Cuba is perhaps the best example of the difficulties in shedding the controversial designation. Only Syria has been on the list longer than Cuba’s 32 years, and many experts say Cuba’s designation is no longer warranted.
Even the State Department, in its 2012 Country Report on Terrorism, stated: “There was no indication that the Cuban government provided weapons or paramilitary training to terrorist groups.”
“Increasingly, it’s an unsustainable designation,” Tomas Bilbao, executive director of the Cuba Study Group in Washington, DC, recently told Al Jazeera. “It becomes increasingly difficult to justify the inclusion of Cuba. What happens in the political debate is that defenders of the status quo are savvy enough that they can equate bad country/bad actor/bad government with state sponsors of terrorism.”
‘No longer really useful’
Aside from the issue of Cuba’s inclusion, critics say the list itself is unsustainable – that in the lightning-fast environment of modern terrorism, the State Sponsors of Terrorism list is almost arbitrary.
“The State Sponsors of Terrorism list was a tool intended to drive a certain set of behaviours that is no longer really useful,” said Gewirtz. “It is not keeping up with the pace of the threat realities we’re looking at.”
Other tools may be more useful in today’s climate, including the Specially Designated Nationals list issued by the Treasury’s Office of Foreign Assets Control. This list takes a more nuanced approach, issuing sanctions directly on the individuals or groups owned, controlled by, or acting on behalf of countries engaging in terrorist activities. It also can issue sanctions on people or groups that aren’t country-specific. Placement on the list blocks all assets held in US entities, even when operating abroad.
“I think we’ll eventually move to a place where countries aren’t designated, but specific actors are designated,” said Bilbao. “I think that’s farther down the line. But I do think one could be optimistic that in the next few years, Cuba could be removed. It’s the one that’s been on the longest, and when you look at countries that have been removed – Libya, North Korea, Iraq – you have to scratch your head and wonder exactly how that happens that Cuba is still on the list. The only justifications that remain are very weak.”

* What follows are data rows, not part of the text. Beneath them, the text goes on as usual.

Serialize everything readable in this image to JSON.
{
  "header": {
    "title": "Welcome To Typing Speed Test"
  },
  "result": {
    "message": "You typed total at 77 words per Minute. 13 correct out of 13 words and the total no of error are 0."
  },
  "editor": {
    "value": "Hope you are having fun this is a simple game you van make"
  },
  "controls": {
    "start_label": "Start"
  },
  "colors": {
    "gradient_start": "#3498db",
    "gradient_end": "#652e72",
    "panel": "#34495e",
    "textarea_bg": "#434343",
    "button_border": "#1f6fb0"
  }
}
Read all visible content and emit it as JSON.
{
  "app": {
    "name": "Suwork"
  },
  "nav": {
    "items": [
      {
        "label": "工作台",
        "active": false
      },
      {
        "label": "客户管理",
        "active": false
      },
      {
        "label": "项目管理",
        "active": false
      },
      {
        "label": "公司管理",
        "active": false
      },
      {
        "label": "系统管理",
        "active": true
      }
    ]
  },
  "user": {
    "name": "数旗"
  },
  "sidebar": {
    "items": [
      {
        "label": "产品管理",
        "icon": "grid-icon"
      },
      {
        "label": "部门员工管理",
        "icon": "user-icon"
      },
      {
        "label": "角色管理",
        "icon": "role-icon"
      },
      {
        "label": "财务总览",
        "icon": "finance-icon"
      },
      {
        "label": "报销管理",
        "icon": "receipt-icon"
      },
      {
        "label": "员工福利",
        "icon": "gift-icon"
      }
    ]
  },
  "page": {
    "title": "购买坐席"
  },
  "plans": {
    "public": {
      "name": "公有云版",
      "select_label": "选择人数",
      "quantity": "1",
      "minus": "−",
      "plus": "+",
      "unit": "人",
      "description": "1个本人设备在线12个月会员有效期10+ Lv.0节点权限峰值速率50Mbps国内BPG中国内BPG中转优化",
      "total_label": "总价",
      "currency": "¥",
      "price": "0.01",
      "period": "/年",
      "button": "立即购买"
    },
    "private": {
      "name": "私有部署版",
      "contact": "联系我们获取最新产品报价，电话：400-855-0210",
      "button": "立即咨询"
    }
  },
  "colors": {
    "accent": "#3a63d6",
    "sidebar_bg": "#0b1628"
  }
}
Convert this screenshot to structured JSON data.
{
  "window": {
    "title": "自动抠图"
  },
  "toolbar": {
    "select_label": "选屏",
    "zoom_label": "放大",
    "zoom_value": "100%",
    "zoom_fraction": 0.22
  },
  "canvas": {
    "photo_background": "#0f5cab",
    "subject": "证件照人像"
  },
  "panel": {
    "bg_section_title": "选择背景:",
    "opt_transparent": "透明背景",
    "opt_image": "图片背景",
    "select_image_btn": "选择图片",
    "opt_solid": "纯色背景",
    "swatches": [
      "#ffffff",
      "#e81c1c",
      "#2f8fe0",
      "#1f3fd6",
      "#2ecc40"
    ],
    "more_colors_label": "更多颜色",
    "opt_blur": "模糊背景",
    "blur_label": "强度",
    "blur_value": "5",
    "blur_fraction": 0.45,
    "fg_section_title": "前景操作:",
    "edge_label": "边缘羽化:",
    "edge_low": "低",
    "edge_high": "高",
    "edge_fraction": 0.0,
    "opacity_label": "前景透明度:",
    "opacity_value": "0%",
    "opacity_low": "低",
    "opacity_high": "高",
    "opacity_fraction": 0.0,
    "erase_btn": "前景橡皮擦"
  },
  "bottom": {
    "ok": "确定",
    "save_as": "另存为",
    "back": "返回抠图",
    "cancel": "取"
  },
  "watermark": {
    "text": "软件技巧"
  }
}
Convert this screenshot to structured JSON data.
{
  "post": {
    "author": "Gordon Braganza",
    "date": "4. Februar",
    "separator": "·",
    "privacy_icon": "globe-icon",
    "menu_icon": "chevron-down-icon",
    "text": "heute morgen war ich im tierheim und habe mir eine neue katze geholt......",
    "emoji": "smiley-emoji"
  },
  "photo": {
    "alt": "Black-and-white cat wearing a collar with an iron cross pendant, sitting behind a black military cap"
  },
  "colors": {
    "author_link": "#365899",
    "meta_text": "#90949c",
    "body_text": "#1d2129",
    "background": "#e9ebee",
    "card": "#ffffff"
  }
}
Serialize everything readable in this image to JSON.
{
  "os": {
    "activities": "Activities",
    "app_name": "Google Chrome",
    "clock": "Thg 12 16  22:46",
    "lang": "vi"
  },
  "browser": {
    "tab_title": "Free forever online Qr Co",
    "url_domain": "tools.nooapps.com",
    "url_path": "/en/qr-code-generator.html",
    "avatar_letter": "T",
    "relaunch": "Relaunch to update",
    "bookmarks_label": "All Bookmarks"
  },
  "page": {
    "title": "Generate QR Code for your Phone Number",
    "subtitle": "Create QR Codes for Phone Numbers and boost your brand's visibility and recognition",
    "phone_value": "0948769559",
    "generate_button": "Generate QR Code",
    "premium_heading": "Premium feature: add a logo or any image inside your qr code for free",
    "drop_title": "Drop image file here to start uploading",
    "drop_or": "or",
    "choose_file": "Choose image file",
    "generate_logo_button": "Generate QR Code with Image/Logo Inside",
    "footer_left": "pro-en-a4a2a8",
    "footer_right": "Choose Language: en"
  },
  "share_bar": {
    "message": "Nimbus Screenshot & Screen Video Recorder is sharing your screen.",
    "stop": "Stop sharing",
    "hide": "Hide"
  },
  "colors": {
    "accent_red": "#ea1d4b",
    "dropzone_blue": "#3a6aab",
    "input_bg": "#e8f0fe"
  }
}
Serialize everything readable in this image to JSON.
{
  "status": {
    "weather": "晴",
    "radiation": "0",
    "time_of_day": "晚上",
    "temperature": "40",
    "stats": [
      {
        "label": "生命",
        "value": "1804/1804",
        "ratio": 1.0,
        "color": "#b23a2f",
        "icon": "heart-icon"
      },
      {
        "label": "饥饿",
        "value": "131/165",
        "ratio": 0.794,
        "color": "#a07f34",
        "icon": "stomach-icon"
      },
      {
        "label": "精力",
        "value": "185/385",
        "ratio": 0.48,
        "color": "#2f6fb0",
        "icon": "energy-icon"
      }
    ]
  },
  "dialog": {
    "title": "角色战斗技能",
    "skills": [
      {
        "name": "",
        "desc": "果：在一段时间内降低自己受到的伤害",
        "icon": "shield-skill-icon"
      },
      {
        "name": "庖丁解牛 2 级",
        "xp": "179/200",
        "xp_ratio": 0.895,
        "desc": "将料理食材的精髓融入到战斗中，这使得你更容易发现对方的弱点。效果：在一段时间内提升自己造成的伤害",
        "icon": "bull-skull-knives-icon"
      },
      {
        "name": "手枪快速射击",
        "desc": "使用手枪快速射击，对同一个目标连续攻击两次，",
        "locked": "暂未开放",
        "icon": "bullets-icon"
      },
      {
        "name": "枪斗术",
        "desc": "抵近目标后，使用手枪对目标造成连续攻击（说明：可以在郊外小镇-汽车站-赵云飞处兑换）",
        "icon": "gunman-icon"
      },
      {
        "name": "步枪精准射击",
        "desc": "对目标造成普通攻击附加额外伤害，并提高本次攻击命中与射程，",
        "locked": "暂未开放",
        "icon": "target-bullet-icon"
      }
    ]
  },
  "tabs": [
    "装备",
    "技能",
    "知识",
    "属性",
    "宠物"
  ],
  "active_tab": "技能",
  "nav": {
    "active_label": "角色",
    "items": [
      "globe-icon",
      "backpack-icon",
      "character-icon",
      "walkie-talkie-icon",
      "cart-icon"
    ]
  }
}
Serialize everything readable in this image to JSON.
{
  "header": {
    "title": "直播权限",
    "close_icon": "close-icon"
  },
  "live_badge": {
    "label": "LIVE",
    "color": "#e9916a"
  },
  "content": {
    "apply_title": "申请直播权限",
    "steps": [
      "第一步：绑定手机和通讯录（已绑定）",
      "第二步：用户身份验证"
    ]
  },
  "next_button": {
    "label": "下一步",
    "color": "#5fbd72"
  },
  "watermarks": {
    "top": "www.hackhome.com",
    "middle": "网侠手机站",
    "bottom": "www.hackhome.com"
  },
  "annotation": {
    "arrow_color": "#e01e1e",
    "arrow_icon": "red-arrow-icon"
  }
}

Nevertheless, removing a country from the list would likely have political consequences. Both Oppenheimer and Gewirtz said a US politician who suggests downgrading a country or abolishing the list altogether in favour of newer tools could face charges by their opponent of being soft on terrorism.
“From my point of view, the list is going to sit around until nobody notices it anymore,” said Gewirtz. “It’s much easier to let the thing sit there, with all these countries that everyone agrees we don’t like, than it is to get rid of a ‘terrorist tool.'”
While the list is still in play, however, it can serve as a valuable negotiating tool. In the case of Iran, Oppenheimer said, “Evidentially, their listing will be a bargaining chip, where we take them off as part of process of alleviating sanctions against Iran in exchange for what we’re asking for in the nuclear agenda.”
The State Sponsors of Terrorism list is but one tool in an arsenal. It might eventually be entirely replaced with a more focused tool like the Specially Designated Nationals list, or another designation yet to be determined in a dynamically changing environment. However, there will always be a need to identify and track terrorist activity and the people and countries who wage it.
“Just because we have some bureaucratic things that don’t provide any value, or have any effect, doesn’t mean terrorism isn’t something that we have to pay attention to,” said Gewirtz. “Just because we manage the fight wrong, doesn’t mean we’re not fighting.”